→ Task to carry out:
Going through the entries below, tally the lines that hold the word "this" and state the result alone.

────────

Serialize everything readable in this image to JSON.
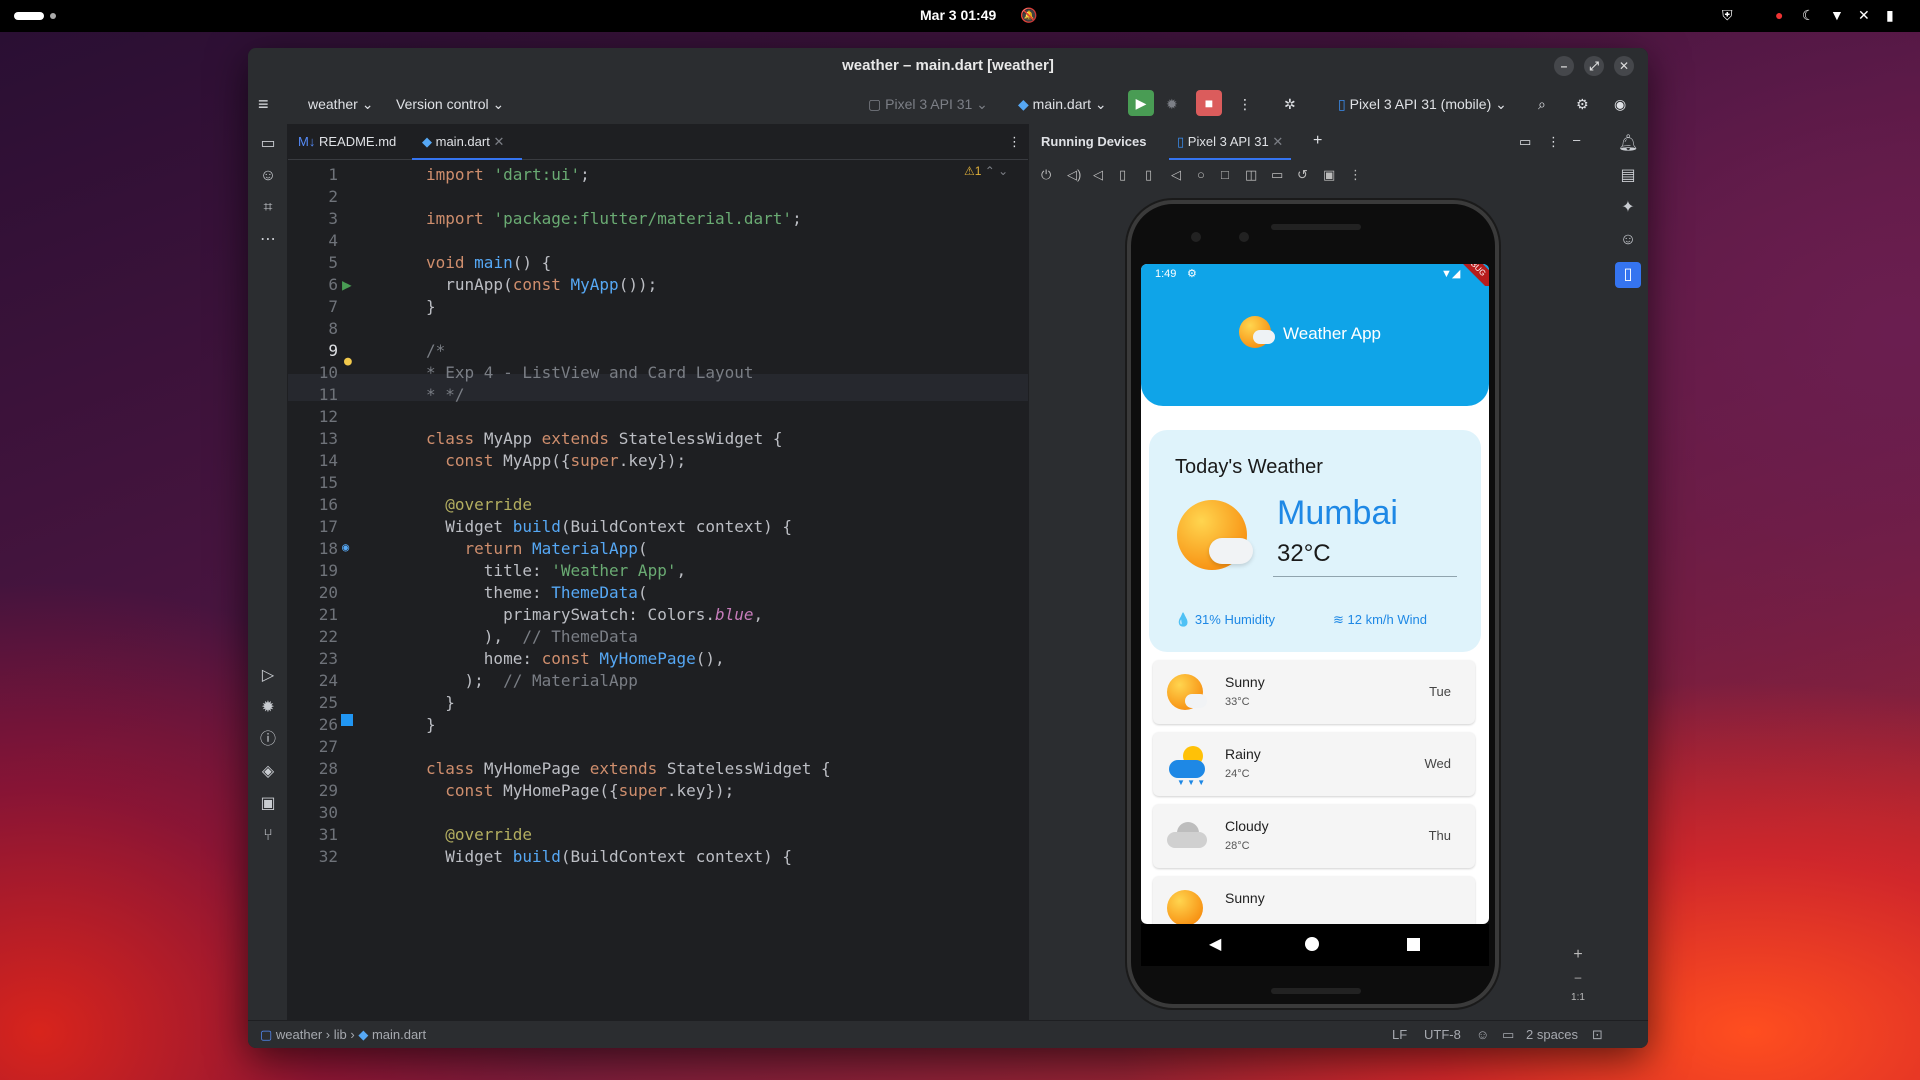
{
  "topbar": {
    "clock": "Mar 3  01:49"
  },
  "window": {
    "title": "weather – main.dart [weather]"
  },
  "toolbar": {
    "project": "weather",
    "vcs": "Version control",
    "device_selector_muted": "Pixel 3 API 31",
    "run_config": "main.dart",
    "device": "Pixel 3 API 31 (mobile)"
  },
  "editor": {
    "tabs": [
      {
        "label": "README.md",
        "icon": "markdown-icon"
      },
      {
        "label": "main.dart",
        "icon": "dart-icon"
      }
    ],
    "warnings": "1",
    "lines": [
      "1",
      "2",
      "3",
      "4",
      "5",
      "6",
      "7",
      "8",
      "9",
      "10",
      "11",
      "12",
      "13",
      "14",
      "15",
      "16",
      "17",
      "18",
      "19",
      "20",
      "21",
      "22",
      "23",
      "24",
      "25",
      "26",
      "27",
      "28",
      "29",
      "30",
      "31",
      "32"
    ]
  },
  "code": {
    "l1": {
      "kw": "import",
      "str": "'dart:ui'",
      "p": ";"
    },
    "l3": {
      "kw": "import",
      "str": "'package:flutter/material.dart'",
      "p": ";"
    },
    "l5": {
      "kw": "void",
      "fn": "main",
      "p": "() {"
    },
    "l6": {
      "a": "  runApp(",
      "kw": "const",
      "cls": "MyApp",
      "p": "());"
    },
    "l7": "}",
    "l9": "/*",
    "l10": "* Exp 4 - ListView and Card Layout",
    "l11": "* */",
    "l13": {
      "kw": "class",
      "a": "MyApp",
      "kw2": "extends",
      "b": "StatelessWidget {"
    },
    "l14": {
      "kw": "const",
      "a": "MyApp({",
      "kw2": "super",
      "b": ".key});"
    },
    "l16": "@override",
    "l17": {
      "a": "Widget",
      "fn": "build",
      "b": "(BuildContext context) {"
    },
    "l18": {
      "kw": "return",
      "cls": "MaterialApp",
      "p": "("
    },
    "l19": {
      "a": "title: ",
      "str": "'Weather App'",
      "p": ","
    },
    "l20": {
      "a": "theme: ",
      "cls": "ThemeData",
      "p": "("
    },
    "l21": {
      "a": "primarySwatch: Colors.",
      "it": "blue",
      "p": ","
    },
    "l22": {
      "a": "),",
      "cm": "// ThemeData"
    },
    "l23": {
      "a": "home: ",
      "kw": "const",
      "cls": "MyHomePage",
      "p": "(),"
    },
    "l24": {
      "a": ");",
      "cm": "// MaterialApp"
    },
    "l25": "}",
    "l26": "}",
    "l28": {
      "kw": "class",
      "a": "MyHomePage",
      "kw2": "extends",
      "b": "StatelessWidget {"
    },
    "l29": {
      "kw": "const",
      "a": "MyHomePage({",
      "kw2": "super",
      "b": ".key});"
    },
    "l31": "@override",
    "l32": {
      "a": "Widget",
      "fn": "build",
      "b": "(BuildContext context) {"
    }
  },
  "devices": {
    "panel_title": "Running Devices",
    "tab": "Pixel 3 API 31"
  },
  "app": {
    "time": "1:49",
    "debug_banner": "DEBUG",
    "title": "Weather App",
    "today_heading": "Today's Weather",
    "city": "Mumbai",
    "temp": "32°C",
    "humidity": "31% Humidity",
    "wind": "12 km/h Wind",
    "forecast": [
      {
        "cond": "Sunny",
        "temp": "33°C",
        "day": "Tue",
        "icon": "sun-cloud-icon"
      },
      {
        "cond": "Rainy",
        "temp": "24°C",
        "day": "Wed",
        "icon": "rain-cloud-icon"
      },
      {
        "cond": "Cloudy",
        "temp": "28°C",
        "day": "Thu",
        "icon": "cloud-icon"
      },
      {
        "cond": "Sunny",
        "temp": "",
        "day": "",
        "icon": "sun-cloud-icon"
      }
    ]
  },
  "zoom": {
    "ratio": "1:1"
  },
  "statusbar": {
    "crumb1": "weather",
    "crumb2": "lib",
    "crumb3": "main.dart",
    "le": "LF",
    "enc": "UTF-8",
    "indent": "2 spaces"
  },
  "colors": {
    "accent": "#3574f0",
    "app_blue": "#0fa4e8",
    "city_blue": "#1e88e5",
    "run_green": "#499c54",
    "stop_red": "#db5c5c"
  }
}
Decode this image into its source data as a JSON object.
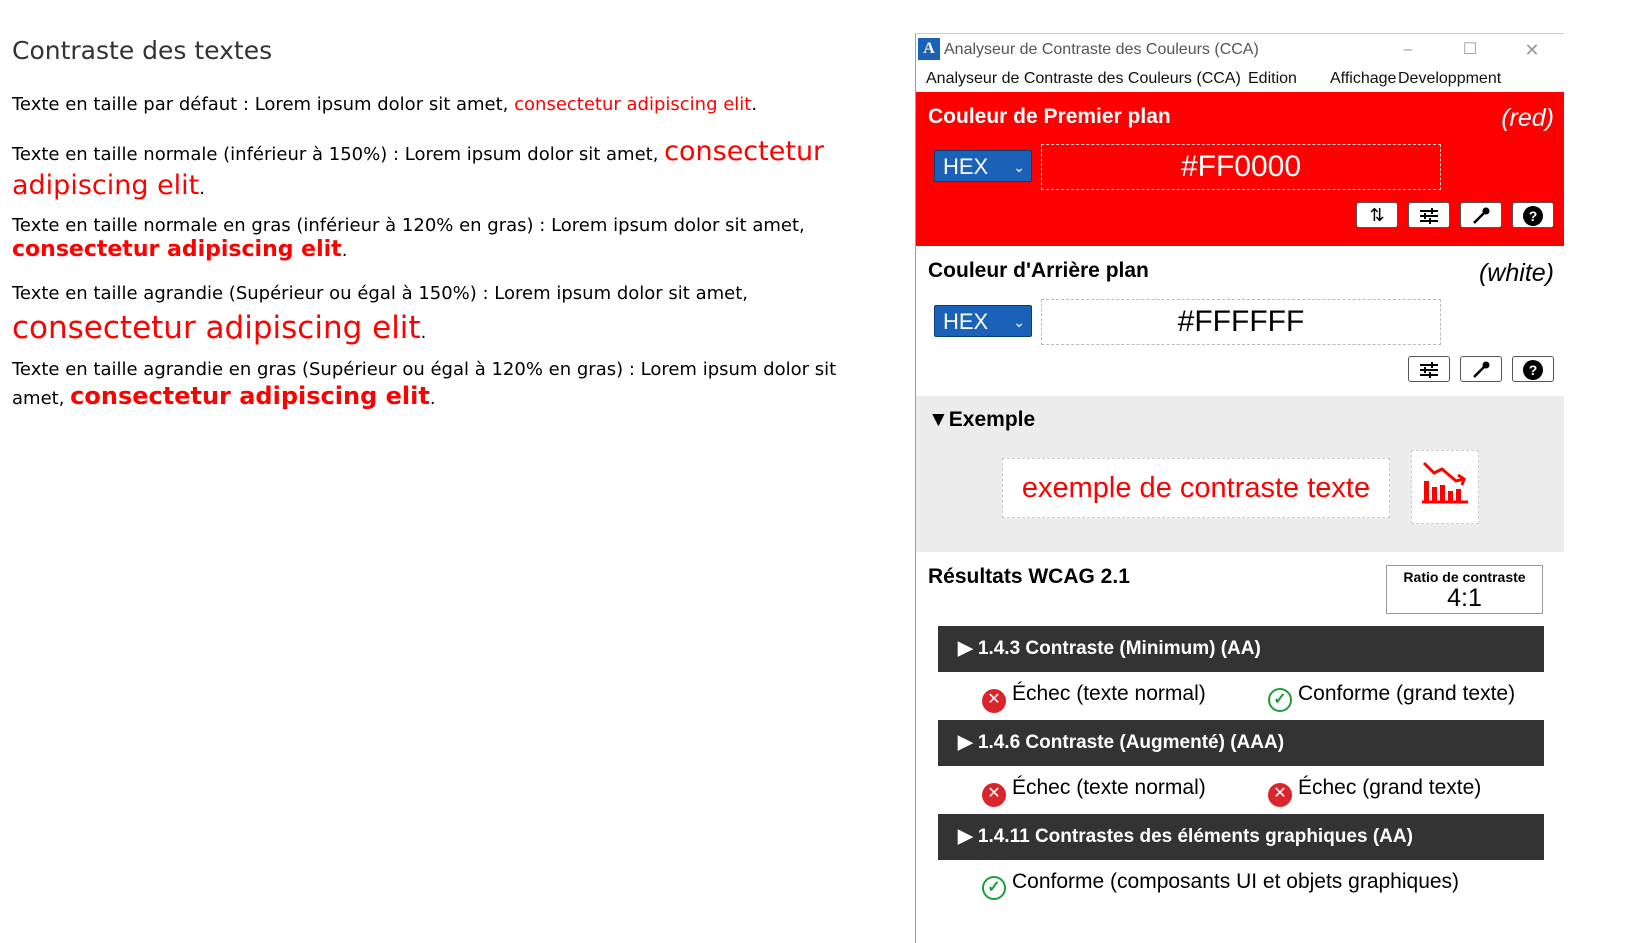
{
  "page": {
    "title": "Contraste des textes",
    "paragraphs": [
      {
        "text": "Texte en taille par défaut : Lorem ipsum dolor sit amet, ",
        "highlight": "consectetur adipiscing elit",
        "end": "."
      },
      {
        "text": "Texte en taille normale (inférieur à 150%) : Lorem ipsum dolor sit amet, ",
        "highlight": "consectetur adipiscing elit",
        "end": "."
      },
      {
        "text": "Texte en taille normale en gras (inférieur à 120% en gras) : Lorem ipsum dolor sit amet, ",
        "highlight": "consectetur adipiscing elit",
        "end": "."
      },
      {
        "text": "Texte en taille agrandie (Supérieur ou égal à 150%) : Lorem ipsum dolor sit amet, ",
        "highlight": "consectetur adipiscing elit",
        "end": "."
      },
      {
        "text": "Texte en taille agrandie en gras (Supérieur ou égal à 120% en gras) : Lorem ipsum dolor sit amet, ",
        "highlight": "consectetur adipiscing elit",
        "end": "."
      }
    ]
  },
  "window": {
    "title": "Analyseur de Contraste des Couleurs (CCA)",
    "controls": {
      "minimize": "–",
      "maximize": "☐",
      "close": "✕"
    },
    "menu": [
      "Analyseur de Contraste des Couleurs (CCA)",
      "Edition",
      "Affichage",
      "Developpment"
    ]
  },
  "foreground": {
    "title": "Couleur de Premier plan",
    "color_name": "(red)",
    "format": "HEX",
    "value": "#FF0000",
    "color": "#ff0000",
    "tools": [
      "swap-icon",
      "adjust-icon",
      "eyedropper-icon",
      "help-icon"
    ]
  },
  "background": {
    "title": "Couleur d'Arrière plan",
    "color_name": "(white)",
    "format": "HEX",
    "value": "#FFFFFF",
    "color": "#ffffff",
    "tools": [
      "adjust-icon",
      "eyedropper-icon",
      "help-icon"
    ]
  },
  "example": {
    "title": "▼Exemple",
    "sample_text": "exemple de contraste texte"
  },
  "results": {
    "title": "Résultats WCAG 2.1",
    "ratio_label": "Ratio de contraste",
    "ratio_value": "4:1",
    "criteria": [
      {
        "label": "▶ 1.4.3 Contraste (Minimum) (AA)",
        "items": [
          {
            "status": "fail",
            "label": "Échec (texte normal)"
          },
          {
            "status": "pass",
            "label": "Conforme (grand texte)"
          }
        ]
      },
      {
        "label": "▶ 1.4.6 Contraste (Augmenté) (AAA)",
        "items": [
          {
            "status": "fail",
            "label": "Échec (texte normal)"
          },
          {
            "status": "fail",
            "label": "Échec (grand texte)"
          }
        ]
      },
      {
        "label": "▶ 1.4.11 Contrastes des éléments graphiques (AA)",
        "items": [
          {
            "status": "pass",
            "label": "Conforme (composants UI et objets graphiques)"
          }
        ]
      }
    ]
  },
  "colors": {
    "accent": "#1a62b7",
    "fail": "#d9262c",
    "pass": "#1a9d3c",
    "header_dark": "#333333"
  }
}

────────

→ Response area:
2